Monday, December 6, 2010
Posted by John McHale
If the Wikileaks scandal shows anything it proves that no system is secure as people may think it is -- especially software virtualization systems, said Dan O'Dowd, chief executive officer of Green Hills Software during the company’s Software Elite Users Technology Summit. "Virtualization adds nothing to security," he added.
O'Dowd pointed out that virtualization systems have less code, "but that just means they are less bad, not more secure. Running bug-ridden operating systems in virtual machines does not solve the security issue unless the virtualization system itself is secure."
He then made a point that I think resonates well beyond virtualization systems. "The security claims of popular virtualization systems are just marketing fluff to exploit the desperate need of all computer users for security," O'Dowd says. These systems have only been evaluated to the National Security Agency's (NSA's) Common Criteria EAL4+.
According to the Common criteria EAL4+ "makes them appropriate for protecting against 'inadvertent or casual attempts to breach system security,'" O’Dowd said. It's as if they have five doors to their house but only locked four, he added.
O'Dowd was working up to making the case for his company's EAL6+ secure virtualization software, but, I think he's also right on that this is not just a virtualization security phenomenon.
People are lazy when it comes to securing their computers. They all want their systems to be secure, but typically buy into the marketing fluff of certain technology because they like the convenience it provides. However, in the long run they are setting themselves up for security breaches.
It reminded me of something an export compliance officer at a major aerospace company once told me that he tells his employees who travel overseas. He says they need to assume that their emails are being read and their phone conversations are being listened to. It doesn't make you paranoid, it makes you vigilant, he said.
Speaking of vigilance, let's get back to the secure virtualization discussion.
During their work in this area O'Dowd's engineers found security vulnerabilities in standard device drivers in virtual machines. He said they attempted to use I/O memory management units (MMUs) to improve the security of virtual machines, but found that "it doesn't work.
"We weren't looking for vulnerabilities, we were just trying to make the device drivers work," O'Dowd said. "Modern I/O devices often contain huge software control programs consisting of hundreds of thousands lines of code and they have just as many security vulnerabilities as traditional operating systems."
He made the case that if users want to be vigilant with their virtualization systems they need to use an EAL6+ secure system like that offered by Green Hills. Makes sense but with that vigilance also comes cost.
Systems like Green Hills do not come cheap, so it becomes a matter of managing risk. Military and avionics systems cannot take that chance, but companies in less mission/life critical applications may be able to get away with it.

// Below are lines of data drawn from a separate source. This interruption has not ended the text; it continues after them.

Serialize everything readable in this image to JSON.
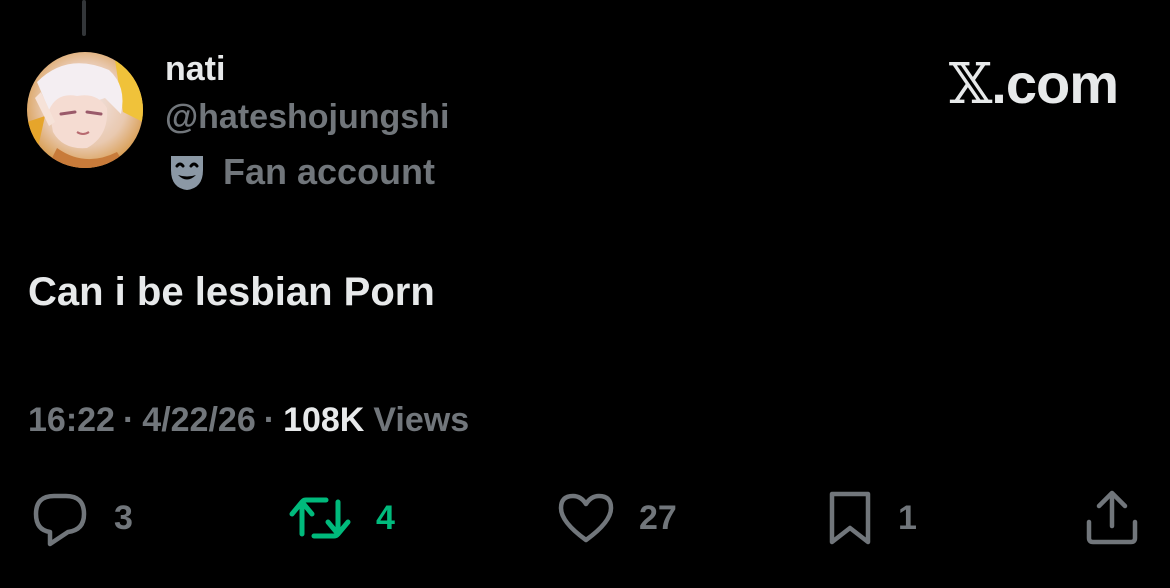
{
  "author": {
    "display_name": "nati",
    "handle": "@hateshojungshi",
    "label_icon": "theater-mask-icon",
    "label_text": "Fan account",
    "avatar": "anime-character-avatar"
  },
  "brand": {
    "logo_mark": "𝕏",
    "domain_suffix": ".com"
  },
  "tweet": {
    "text": "Can i be lesbian Porn"
  },
  "meta": {
    "time": "16:22",
    "separator": "·",
    "date": "4/22/26",
    "views_count": "108K",
    "views_label": "Views"
  },
  "actions": {
    "reply": {
      "icon": "reply-icon",
      "count": "3"
    },
    "retweet": {
      "icon": "retweet-icon",
      "count": "4",
      "active": true
    },
    "like": {
      "icon": "heart-icon",
      "count": "27"
    },
    "bookmark": {
      "icon": "bookmark-icon",
      "count": "1"
    },
    "share": {
      "icon": "share-icon"
    }
  },
  "colors": {
    "background": "#000000",
    "primary_text": "#e7e9ea",
    "secondary_text": "#71767b",
    "retweet_active": "#00ba7c",
    "label_icon": "#8b98a5"
  }
}
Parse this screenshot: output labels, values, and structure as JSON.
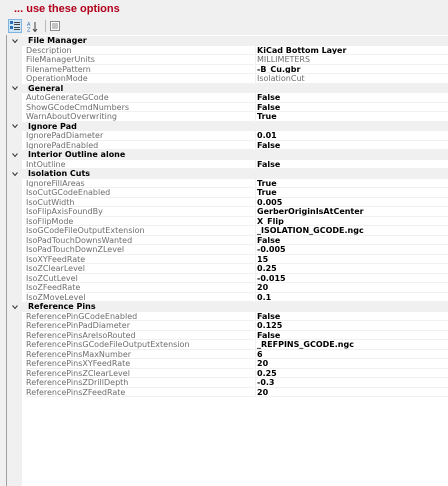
{
  "header": {
    "title": "... use these options"
  },
  "toolbar": {
    "buttons": [
      {
        "icon": "categorized-icon",
        "active": true
      },
      {
        "icon": "alphabetical-sort-icon",
        "active": false
      },
      {
        "icon": "property-pages-icon",
        "active": false
      }
    ]
  },
  "categories": [
    {
      "label": "File Manager",
      "expanded": true,
      "properties": [
        {
          "name": "Description",
          "value": "KiCad Bottom Layer",
          "bold": true,
          "dim": false
        },
        {
          "name": "FileManagerUnits",
          "value": "MILLIMETERS",
          "bold": false,
          "dim": true
        },
        {
          "name": "FilenamePattern",
          "value": "-B_Cu.gbr",
          "bold": true,
          "dim": false
        },
        {
          "name": "OperationMode",
          "value": "IsolationCut",
          "bold": false,
          "dim": true
        }
      ]
    },
    {
      "label": "General",
      "expanded": true,
      "properties": [
        {
          "name": "AutoGenerateGCode",
          "value": "False",
          "bold": true,
          "dim": false
        },
        {
          "name": "ShowGCodeCmdNumbers",
          "value": "False",
          "bold": true,
          "dim": false
        },
        {
          "name": "WarnAboutOverwriting",
          "value": "True",
          "bold": true,
          "dim": false
        }
      ]
    },
    {
      "label": "Ignore Pad",
      "expanded": true,
      "properties": [
        {
          "name": "IgnorePadDiameter",
          "value": "0.01",
          "bold": true,
          "dim": false
        },
        {
          "name": "IgnorePadEnabled",
          "value": "False",
          "bold": true,
          "dim": false
        }
      ]
    },
    {
      "label": "Interior Outline alone",
      "expanded": true,
      "properties": [
        {
          "name": "IntOutline",
          "value": "False",
          "bold": true,
          "dim": false
        }
      ]
    },
    {
      "label": "Isolation Cuts",
      "expanded": true,
      "properties": [
        {
          "name": "IgnoreFillAreas",
          "value": "True",
          "bold": true,
          "dim": false
        },
        {
          "name": "IsoCutGCodeEnabled",
          "value": "True",
          "bold": true,
          "dim": false
        },
        {
          "name": "IsoCutWidth",
          "value": "0.005",
          "bold": true,
          "dim": false
        },
        {
          "name": "IsoFlipAxisFoundBy",
          "value": "GerberOriginIsAtCenter",
          "bold": true,
          "dim": false
        },
        {
          "name": "IsoFlipMode",
          "value": "X_Flip",
          "bold": true,
          "dim": false
        },
        {
          "name": "IsoGCodeFileOutputExtension",
          "value": "_ISOLATION_GCODE.ngc",
          "bold": true,
          "dim": false
        },
        {
          "name": "IsoPadTouchDownsWanted",
          "value": "False",
          "bold": true,
          "dim": false
        },
        {
          "name": "IsoPadTouchDownZLevel",
          "value": "-0.005",
          "bold": true,
          "dim": false
        },
        {
          "name": "IsoXYFeedRate",
          "value": "15",
          "bold": true,
          "dim": false
        },
        {
          "name": "IsoZClearLevel",
          "value": "0.25",
          "bold": true,
          "dim": false
        },
        {
          "name": "IsoZCutLevel",
          "value": "-0.015",
          "bold": true,
          "dim": false
        },
        {
          "name": "IsoZFeedRate",
          "value": "20",
          "bold": true,
          "dim": false
        },
        {
          "name": "IsoZMoveLevel",
          "value": "0.1",
          "bold": true,
          "dim": false
        }
      ]
    },
    {
      "label": "Reference Pins",
      "expanded": true,
      "properties": [
        {
          "name": "ReferencePinGCodeEnabled",
          "value": "False",
          "bold": true,
          "dim": false
        },
        {
          "name": "ReferencePinPadDiameter",
          "value": "0.125",
          "bold": true,
          "dim": false
        },
        {
          "name": "ReferencePinsAreIsoRouted",
          "value": "False",
          "bold": true,
          "dim": false
        },
        {
          "name": "ReferencePinsGCodeFileOutputExtension",
          "value": "_REFPINS_GCODE.ngc",
          "bold": true,
          "dim": false
        },
        {
          "name": "ReferencePinsMaxNumber",
          "value": "6",
          "bold": true,
          "dim": false
        },
        {
          "name": "ReferencePinsXYFeedRate",
          "value": "20",
          "bold": true,
          "dim": false
        },
        {
          "name": "ReferencePinsZClearLevel",
          "value": "0.25",
          "bold": true,
          "dim": false
        },
        {
          "name": "ReferencePinsZDrillDepth",
          "value": "-0.3",
          "bold": true,
          "dim": false
        },
        {
          "name": "ReferencePinsZFeedRate",
          "value": "20",
          "bold": true,
          "dim": false
        }
      ]
    }
  ]
}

What's more expensive paying for the security ahead of time or not paying and hoping nothing happens? I guess it depends on whether or not you think you, your company, or your technology is actually a target.